In 2014, Congress authorized the Veterans Choice Program (VCP), which allowed Veterans to access care in the community if they lived more than 40 miles from the closest VA healthcare facility, could not schedule an appointment within 30 days or by the date clinically necessary (whichever was sooner), or experienced other specific hardships. Since the rollout of VCP, approximately two million Veterans have used the program. This cross-sectional study sought to: 1) Determine whether VA wait times declined after VCP implementation, 2) Compare appointment wait times for specialty care in VA versus community medical centers, and 3) Identify the proportions of community care wait times that were attributable to VA administrative processes. Using VA administrative data, investigators identified new consultation requests in four specialties: cardiology, gastroenterology, orthopedics, and urology, which were selected because they are high-volume purchased services under VCP. From January 2013 to December 2019, VA completed 6.9 million in-house consultations and paid for an additional 869,000 consultations in the community for 3,135,530 million Veterans who sought care in the four specialties. Mean appointment wait times for VA care from 2013 to 2019 were then assessed, identifying changes in access after the implementation of VCP.

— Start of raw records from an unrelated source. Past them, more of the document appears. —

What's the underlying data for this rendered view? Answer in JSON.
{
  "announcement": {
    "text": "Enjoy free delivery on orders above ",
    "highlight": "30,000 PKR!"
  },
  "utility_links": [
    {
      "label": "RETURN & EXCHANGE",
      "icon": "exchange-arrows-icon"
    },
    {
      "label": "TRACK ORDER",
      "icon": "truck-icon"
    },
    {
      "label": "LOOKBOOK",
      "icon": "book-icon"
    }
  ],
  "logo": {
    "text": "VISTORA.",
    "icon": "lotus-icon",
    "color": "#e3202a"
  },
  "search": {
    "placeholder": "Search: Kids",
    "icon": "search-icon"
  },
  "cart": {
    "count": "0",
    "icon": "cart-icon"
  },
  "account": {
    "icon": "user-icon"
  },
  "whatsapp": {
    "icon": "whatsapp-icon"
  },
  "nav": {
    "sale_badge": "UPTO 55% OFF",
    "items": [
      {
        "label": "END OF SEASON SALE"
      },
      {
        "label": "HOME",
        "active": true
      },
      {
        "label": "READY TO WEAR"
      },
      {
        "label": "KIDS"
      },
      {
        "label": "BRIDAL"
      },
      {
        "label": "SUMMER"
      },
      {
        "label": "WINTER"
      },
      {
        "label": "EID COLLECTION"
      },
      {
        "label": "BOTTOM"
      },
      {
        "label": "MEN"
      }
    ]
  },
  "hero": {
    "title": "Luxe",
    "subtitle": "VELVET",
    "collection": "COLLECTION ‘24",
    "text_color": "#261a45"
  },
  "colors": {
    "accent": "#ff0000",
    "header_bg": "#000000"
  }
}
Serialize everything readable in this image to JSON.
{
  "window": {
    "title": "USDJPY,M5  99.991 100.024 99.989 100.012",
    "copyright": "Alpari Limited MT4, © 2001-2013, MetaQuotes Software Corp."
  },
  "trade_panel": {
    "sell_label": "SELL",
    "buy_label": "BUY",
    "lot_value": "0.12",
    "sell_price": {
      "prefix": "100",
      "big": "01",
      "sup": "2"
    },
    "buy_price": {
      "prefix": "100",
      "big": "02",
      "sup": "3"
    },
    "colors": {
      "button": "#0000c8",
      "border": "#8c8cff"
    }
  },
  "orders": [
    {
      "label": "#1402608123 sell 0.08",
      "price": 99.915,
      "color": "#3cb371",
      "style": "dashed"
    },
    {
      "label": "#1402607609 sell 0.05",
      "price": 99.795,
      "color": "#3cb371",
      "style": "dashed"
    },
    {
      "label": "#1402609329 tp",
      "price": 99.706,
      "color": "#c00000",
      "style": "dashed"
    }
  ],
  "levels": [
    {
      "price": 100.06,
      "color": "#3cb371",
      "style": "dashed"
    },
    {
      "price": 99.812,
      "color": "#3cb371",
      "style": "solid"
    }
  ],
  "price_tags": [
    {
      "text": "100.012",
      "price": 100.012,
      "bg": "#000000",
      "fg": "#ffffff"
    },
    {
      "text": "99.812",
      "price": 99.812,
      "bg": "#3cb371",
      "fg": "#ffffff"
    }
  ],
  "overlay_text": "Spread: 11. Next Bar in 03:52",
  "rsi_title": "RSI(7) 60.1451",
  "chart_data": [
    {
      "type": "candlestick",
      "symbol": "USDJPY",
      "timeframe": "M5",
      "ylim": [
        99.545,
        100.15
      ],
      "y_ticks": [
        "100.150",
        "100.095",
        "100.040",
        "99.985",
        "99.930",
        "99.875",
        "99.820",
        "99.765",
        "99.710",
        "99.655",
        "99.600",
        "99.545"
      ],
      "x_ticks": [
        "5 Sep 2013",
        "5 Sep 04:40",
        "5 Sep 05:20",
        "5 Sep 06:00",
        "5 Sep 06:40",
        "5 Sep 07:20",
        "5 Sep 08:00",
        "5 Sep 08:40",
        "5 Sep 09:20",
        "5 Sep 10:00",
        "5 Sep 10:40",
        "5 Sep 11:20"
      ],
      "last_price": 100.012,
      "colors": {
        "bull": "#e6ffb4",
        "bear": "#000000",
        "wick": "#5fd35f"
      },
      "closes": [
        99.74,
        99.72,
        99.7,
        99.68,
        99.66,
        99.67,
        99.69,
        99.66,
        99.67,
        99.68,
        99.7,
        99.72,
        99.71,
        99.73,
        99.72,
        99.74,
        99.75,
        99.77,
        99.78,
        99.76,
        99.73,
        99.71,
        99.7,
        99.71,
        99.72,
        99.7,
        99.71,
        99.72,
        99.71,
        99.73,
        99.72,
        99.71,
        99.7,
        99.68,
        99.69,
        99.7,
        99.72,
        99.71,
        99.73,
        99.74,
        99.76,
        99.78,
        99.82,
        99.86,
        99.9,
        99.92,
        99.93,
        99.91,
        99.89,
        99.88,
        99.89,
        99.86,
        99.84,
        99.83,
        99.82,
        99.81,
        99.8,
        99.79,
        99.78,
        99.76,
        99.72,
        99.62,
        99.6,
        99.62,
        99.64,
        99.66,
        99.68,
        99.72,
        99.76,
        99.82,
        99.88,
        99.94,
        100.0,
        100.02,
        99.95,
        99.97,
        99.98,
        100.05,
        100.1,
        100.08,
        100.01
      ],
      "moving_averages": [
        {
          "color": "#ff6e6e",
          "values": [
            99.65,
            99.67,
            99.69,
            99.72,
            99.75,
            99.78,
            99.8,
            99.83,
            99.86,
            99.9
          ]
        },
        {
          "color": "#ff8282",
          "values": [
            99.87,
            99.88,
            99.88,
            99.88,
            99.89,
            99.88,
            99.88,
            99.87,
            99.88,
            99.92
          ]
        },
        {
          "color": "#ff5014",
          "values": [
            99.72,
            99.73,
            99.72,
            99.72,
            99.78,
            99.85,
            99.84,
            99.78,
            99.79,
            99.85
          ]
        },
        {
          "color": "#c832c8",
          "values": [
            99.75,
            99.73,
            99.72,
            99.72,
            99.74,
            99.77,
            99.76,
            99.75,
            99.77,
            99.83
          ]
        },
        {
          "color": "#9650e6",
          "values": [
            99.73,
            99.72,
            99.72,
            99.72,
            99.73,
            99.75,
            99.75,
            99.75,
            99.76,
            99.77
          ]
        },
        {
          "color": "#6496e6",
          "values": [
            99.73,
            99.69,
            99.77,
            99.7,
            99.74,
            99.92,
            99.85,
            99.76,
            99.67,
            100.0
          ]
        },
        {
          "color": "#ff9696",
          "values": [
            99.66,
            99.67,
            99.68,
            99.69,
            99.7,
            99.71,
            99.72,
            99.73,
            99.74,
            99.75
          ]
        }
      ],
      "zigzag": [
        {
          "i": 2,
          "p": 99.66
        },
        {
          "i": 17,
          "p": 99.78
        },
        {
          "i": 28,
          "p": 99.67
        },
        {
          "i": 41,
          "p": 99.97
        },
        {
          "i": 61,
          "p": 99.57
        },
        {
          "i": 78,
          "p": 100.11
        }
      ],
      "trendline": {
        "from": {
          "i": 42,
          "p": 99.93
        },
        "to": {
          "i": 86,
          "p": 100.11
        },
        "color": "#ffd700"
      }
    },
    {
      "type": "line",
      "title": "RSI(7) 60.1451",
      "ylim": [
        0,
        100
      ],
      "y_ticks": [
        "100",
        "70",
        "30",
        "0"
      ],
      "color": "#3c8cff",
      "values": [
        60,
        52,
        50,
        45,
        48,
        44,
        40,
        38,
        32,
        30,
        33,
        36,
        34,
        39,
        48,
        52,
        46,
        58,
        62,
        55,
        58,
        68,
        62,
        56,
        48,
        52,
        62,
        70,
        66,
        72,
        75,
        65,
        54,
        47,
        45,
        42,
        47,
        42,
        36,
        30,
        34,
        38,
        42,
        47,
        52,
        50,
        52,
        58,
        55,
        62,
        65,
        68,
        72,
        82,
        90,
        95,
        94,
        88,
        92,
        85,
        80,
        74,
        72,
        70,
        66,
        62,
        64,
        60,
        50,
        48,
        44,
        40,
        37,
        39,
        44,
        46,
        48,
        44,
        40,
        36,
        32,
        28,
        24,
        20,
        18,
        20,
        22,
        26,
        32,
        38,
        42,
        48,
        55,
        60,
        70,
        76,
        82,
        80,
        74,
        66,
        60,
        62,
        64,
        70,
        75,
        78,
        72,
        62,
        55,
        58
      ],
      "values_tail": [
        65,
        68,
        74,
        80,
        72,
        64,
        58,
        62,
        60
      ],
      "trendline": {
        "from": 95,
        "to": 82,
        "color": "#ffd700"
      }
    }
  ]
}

- Within the VA healthcare system, orthopedics experienced the largest decline in mean wait times – from 53 days to 30 days. Lesser declines were observed for urology (42 days to 34 days) and gastroenterology (58 days to 51 days). Wait times for cardiology did not differ over time.
- Mean wait times for specialty care were lower at most VA medical centers compared with community care alternatives, even after accounting for administrative delays. Mean wait times at VA vs community facilities were 33 vs 38 days for cardiology; 54 vs 60 days for gastroenterology; 36 vs 44 days for orthopedics, 36 vs 51 days for urology, and 41 vs 49 days overall.
- Findings indicate that the implementation of VCP in 2014 was not associated with lower specialty care wait-times, suggesting policies that liberalize Veterans' eligibility for community care may be insufficient to lower Veterans' wait times in underserved areas.
- Wait times may not reflect Veteran preferences with scheduling or differences in quality of care.
- Analyses did not account for recent passage of the 2018 MISSON Act, which streamlined community care eligibility for Veterans, or internal VA processes to determine an individual Veteran’s eligibility.
- A portion of VA referrals to community care may be misclassified as in-house consultations, and ‘specialty’ is not recorded for some community referrals.
- From available data, investigators were unable to identify consultation urgency or to conclude whether or not wait times were clinically appropriate
This study was funded through VA HSR&D’s Quality Enhancement Research Initiative (QUERI). Dr. Pizer is part of QUERI’s Partnered Evidence-Based Policy Resource Center (PEPReC) in Boston, MA.
Griffith K, Ndugga N, and Pizer S. Appointment Wait Times for Specialty Care in Veterans Health Administration Facilities vs Community Medical Centers. JAMA Network Open. Research Letter. August 26, 2020. Epub ahead of print.